frank and jacob, the older brothers of anna and celia, rocking here in a souvenir picture of some kind, illustrate the notion that sartorial know-how and snappy dressing run in the family. though jacob (the younger brother, on the right) was relatively well-off in his career as a real estate man, frank, my great-great-grandfather, did not find the same prosperity as a tailor and presumably was not always able to dress quite this well. his children sacrificed education to get out into the world and work to help support the family — my great-grandfather was a telegraph boy, his brother william won money as a prize-fighter, sister sophie worked as a milliner. however, when frank’s sons grew up and became successful, they helped to support him — something that they would have been doing at the time this picture was taken. my grandfather, son of the above telegraph boy, remembers quite well frank’s always dapper figure walking down the streets of newark, reading a different section of the forward at each newsstand and candy shop along his route, so that by the time he arrived back home, he’d read the whole paper for free — a thrifty streak that i see traces of every time my sister and i get excited over the clearance racks at macy’s.
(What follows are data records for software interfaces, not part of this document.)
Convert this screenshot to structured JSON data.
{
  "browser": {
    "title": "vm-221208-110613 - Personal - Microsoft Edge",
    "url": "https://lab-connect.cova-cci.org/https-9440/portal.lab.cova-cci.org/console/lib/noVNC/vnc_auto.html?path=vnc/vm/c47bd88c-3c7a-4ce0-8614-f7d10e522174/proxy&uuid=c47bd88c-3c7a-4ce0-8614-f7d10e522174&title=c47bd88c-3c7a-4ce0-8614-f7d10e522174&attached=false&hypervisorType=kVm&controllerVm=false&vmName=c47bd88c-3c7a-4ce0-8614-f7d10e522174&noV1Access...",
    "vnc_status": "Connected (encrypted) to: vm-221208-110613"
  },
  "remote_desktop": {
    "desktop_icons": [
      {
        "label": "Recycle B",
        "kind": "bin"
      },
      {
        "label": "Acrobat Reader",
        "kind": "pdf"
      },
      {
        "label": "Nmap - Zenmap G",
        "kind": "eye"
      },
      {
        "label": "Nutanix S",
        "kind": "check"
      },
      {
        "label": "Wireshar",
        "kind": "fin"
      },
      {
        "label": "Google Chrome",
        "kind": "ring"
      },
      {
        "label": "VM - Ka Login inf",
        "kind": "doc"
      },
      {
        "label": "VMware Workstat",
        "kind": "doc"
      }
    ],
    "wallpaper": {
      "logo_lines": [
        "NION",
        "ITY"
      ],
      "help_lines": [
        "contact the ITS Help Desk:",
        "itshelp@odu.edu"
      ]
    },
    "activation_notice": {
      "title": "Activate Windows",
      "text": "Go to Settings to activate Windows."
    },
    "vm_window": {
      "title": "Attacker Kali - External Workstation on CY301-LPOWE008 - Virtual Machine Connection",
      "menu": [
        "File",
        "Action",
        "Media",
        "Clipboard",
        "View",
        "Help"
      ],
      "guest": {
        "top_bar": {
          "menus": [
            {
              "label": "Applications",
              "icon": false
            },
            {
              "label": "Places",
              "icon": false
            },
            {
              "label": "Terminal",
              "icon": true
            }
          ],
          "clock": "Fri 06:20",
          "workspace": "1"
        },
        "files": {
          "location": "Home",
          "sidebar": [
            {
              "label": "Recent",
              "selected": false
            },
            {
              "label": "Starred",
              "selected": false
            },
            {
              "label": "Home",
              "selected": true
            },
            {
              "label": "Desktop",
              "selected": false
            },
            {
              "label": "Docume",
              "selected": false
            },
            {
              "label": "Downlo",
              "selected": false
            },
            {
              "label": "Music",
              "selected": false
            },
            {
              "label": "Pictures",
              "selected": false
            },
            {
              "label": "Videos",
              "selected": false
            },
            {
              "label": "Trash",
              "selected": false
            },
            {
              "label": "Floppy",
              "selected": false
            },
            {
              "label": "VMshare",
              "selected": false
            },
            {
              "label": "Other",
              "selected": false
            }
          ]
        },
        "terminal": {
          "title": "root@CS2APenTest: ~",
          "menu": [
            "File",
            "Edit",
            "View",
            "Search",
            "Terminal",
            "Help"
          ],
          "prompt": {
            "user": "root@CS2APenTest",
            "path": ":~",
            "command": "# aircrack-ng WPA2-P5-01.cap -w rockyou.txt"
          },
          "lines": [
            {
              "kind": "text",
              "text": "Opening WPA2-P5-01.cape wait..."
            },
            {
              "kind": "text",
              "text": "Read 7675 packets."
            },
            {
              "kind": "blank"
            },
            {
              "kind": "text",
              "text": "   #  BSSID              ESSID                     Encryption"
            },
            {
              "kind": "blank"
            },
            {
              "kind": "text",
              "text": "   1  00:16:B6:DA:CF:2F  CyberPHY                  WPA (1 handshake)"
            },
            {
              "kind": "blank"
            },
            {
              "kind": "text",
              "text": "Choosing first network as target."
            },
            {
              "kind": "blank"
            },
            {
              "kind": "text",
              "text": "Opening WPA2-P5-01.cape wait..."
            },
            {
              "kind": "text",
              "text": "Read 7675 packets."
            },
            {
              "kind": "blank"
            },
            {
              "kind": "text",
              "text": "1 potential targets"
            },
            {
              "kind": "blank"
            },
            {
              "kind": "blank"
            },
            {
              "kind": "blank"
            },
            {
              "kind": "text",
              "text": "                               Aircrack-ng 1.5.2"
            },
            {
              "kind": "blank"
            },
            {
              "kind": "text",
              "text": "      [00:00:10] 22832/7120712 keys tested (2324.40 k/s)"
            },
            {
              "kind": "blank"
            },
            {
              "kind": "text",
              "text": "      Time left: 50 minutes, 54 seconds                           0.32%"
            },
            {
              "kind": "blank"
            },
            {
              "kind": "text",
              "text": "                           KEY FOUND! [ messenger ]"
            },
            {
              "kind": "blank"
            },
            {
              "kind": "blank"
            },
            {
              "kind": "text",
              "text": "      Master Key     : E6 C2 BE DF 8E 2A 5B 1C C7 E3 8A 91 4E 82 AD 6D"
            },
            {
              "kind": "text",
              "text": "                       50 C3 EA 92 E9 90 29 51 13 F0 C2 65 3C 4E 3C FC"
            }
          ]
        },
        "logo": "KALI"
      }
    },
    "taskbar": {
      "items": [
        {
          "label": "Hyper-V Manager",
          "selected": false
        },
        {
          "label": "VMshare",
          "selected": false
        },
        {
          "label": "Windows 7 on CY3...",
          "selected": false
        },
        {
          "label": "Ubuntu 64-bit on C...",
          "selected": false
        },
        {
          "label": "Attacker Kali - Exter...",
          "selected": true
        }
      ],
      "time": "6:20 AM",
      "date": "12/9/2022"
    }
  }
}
frank fenning (ca 1865-1936) and jacob fenning (ca 1869-1940)
Those faces are so kind and funny….like two bit characters in The Music Man or State Fair. I see poppy’s humor in them….and the fact that they are sitting outside, essentially sunning themselves, reminds me of him as well. >>I like the newspaper trick. THAT reminds me of myself at frozen yogurt places or restaurants, where I essentially can try every flavor or soup and not pay one cent.
i hadn’t thought about the sunning themselves – that’s actually pretty awesome. i think they’re just adorable and probably pretty funny. i bet they told good stories, too.>>and yeah, i bet they’d ask for samples of soups too.
You also forgot to link Poppy when you mentioned him toward the end…I like that fish picture!>-dahhling
Great stuff! I wonder what they would think of us that day(